Businesses across the country faced difficulties relating to the novel coronavirus pandemic. When restaurants closed indoor dining after Gov. Henry McMaster’s executive order this spring, many were expecting to reopen. Most did.
For the IHOP on Bypass 72 very little information has been available, but hope for a return of the restaurant became brighter this week.
“We are reopening it as an IHOP,” Keith Moore, director of operations for Eagle’s Landing Restaurants, said.
Eagle’s Landing purchased 12 IHOP locations from franchisees that never reopened. Greenwood’s location was one of those restaurants. In fact, the pancake purveyor will reopen very soon.
“Probably within the next two to three weeks,” Moore said.
Moore said the company has been reopening its newly purchased restaurants one at a time.
Eagle’s Landing, based in Florence, is no stranger to IHOP restaurants. President and CEO, Mohamed Makawi, has been a franchise owner in South Carolina and North Carolina for over 23 years, according to his LinkedIn page.
“We are very pleased to learn that IHOP is reopening under new management,” Uptown Greenwood Manager Lara Hudson said in an email. “We have been very fortunate during the pandemic in Greenwood that we have only seen a few businesses close their doors all together, so IHOP reopening is a great sign for our community and the city.”
The 72 bypass location sat vacant for eight months with no hope of reopening.
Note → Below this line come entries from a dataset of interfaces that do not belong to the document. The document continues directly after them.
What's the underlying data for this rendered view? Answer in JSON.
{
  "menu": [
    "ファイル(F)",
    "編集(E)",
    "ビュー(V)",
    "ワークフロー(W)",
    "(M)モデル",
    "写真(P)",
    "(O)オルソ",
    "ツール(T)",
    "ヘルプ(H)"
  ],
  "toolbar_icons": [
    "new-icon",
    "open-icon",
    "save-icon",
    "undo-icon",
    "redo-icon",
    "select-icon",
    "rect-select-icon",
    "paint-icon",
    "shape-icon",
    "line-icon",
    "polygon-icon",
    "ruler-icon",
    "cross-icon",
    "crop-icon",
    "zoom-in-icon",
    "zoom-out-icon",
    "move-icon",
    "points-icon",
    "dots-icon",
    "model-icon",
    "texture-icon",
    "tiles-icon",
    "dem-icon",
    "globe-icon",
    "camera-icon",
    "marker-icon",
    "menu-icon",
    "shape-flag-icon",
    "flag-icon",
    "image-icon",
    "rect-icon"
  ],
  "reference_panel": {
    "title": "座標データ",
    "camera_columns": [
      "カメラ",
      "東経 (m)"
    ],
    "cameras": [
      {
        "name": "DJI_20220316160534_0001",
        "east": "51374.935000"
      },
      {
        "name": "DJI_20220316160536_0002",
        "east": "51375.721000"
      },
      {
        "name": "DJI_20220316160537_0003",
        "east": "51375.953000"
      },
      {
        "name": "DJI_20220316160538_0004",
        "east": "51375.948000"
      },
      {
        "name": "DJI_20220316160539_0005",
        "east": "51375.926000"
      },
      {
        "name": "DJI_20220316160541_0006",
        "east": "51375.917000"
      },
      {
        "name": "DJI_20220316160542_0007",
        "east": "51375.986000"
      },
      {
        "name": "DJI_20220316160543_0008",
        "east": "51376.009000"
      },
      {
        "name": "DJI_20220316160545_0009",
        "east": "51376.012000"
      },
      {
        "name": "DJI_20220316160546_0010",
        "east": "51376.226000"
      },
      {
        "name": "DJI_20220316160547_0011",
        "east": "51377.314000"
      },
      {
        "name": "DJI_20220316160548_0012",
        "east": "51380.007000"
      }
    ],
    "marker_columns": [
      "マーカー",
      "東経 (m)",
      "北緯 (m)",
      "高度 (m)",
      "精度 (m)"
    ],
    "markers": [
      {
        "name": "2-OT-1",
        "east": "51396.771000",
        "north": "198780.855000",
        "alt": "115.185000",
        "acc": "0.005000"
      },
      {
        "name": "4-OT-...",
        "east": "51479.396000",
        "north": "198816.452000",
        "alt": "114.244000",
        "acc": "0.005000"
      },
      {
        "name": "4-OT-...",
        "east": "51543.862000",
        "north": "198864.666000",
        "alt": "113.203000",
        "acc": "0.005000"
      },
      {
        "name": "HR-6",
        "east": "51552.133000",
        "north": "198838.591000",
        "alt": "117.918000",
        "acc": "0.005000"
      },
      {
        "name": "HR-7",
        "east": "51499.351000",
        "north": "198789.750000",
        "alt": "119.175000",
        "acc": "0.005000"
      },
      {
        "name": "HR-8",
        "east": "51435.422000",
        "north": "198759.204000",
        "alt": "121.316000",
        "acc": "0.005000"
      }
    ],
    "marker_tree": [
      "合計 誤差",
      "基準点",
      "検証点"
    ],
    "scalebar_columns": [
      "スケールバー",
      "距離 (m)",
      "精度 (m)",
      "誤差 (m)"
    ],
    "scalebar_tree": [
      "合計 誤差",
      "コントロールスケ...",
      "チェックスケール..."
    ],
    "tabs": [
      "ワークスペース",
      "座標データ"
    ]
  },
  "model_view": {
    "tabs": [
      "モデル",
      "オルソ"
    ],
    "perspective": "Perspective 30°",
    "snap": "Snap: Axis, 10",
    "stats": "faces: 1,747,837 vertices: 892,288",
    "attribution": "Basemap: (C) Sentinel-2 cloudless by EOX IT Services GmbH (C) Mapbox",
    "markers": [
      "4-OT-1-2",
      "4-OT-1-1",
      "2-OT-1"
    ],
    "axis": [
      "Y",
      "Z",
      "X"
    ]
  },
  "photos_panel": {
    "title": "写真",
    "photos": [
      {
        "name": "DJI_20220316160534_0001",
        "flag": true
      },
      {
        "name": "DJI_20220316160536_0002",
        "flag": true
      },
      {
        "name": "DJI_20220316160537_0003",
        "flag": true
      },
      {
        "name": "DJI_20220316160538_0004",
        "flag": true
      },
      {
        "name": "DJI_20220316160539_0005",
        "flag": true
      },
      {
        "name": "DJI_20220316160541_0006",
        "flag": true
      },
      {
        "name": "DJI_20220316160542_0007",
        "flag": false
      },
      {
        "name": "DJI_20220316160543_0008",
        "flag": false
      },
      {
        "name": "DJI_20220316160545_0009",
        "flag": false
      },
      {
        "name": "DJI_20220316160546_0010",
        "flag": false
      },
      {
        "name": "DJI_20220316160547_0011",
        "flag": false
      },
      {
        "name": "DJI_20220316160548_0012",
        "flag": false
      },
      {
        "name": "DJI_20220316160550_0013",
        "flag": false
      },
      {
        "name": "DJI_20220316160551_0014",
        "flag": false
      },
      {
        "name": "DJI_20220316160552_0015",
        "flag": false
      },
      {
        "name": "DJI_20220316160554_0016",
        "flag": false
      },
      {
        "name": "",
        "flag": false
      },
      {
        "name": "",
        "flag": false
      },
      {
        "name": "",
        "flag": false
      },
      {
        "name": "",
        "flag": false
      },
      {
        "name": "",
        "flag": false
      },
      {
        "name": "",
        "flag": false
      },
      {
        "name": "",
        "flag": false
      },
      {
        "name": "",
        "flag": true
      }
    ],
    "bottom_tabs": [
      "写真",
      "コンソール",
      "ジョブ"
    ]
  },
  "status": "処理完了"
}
In late July, an overgrowth complaint was filed because of the tall grass that had grown on the property.
Some hope for the IHOP reopening fell short over the last month. Sun Holdings Inc., a franchisee based in Dallas, Texas, announced in October its purchase of 41 IHOP locations in Tennessee, North Carolina, Virginia and South Carolina.
Max Jordan, marketing director for Sun Holdings, said the company purchased only one IHOP location in South Carolina. That location is in Spartanburg.
“We are in the process of opening the locations formerly owned by CFRA,” Jordan said.
IHOP’s corporate media relations responded to a request to comment on June 9 by passing along a quote from John Burke, CEO of South Carolina Investment XI Inc. which is the now-former IHOP franchisee for the Greenwood location.
“The location as temporarily closed and we look forward to welcoming guests back in soon,” Burke said.
Burke’s South Carolina Investment XI Inc. dissolved July 9, 2019, according to a search on the SC Secretary of State’s website.
Burke was listed as the registered agent for that corporation and another South Carolina Investment XII which dissolved Sept. 30, 2020.
Burke is the registered agent for three other corporations registered in the state: 1SoCar Investments LLC, Celestial Vibing LLC and Champs Chicken East LLC. Each of Burke’s entries has a different address associated with his name from Chapin to North Augusta to Myrtle Beach.
South Carolina Investment XI was incorporated in Georgia but dissolved Oct. 22. Thompson Singer, a law firm in Atlanta now known as Thompson Thompson Martin, was originally listed as the registered agent but Georgia records show they resigned in that capacity.
An attempt to reach Thompson for comment was unsuccessful.
As of September, the property was delinquent on its CPW bill by $13,672.92 according to financial information as part of the September 24 CPW board package. The document said IHOP’s last payment was Feb. 10 and CPW services were disconnected for nonpayment the week of June 29.
CPW General Manager Jeff Meredith said the new owner has paid a deposit toward the balance.
A reporter has also emailed the corporate media relations for IHOP, the primary means of communication between the company and reporters, but had not received responses until a final email was sent Sunday.
“This location was temporarily closed and is anticipated to reopen soon,” an IHOP spokesperson said in an email Monday. “Our franchisee looks forward to welcoming guest back.”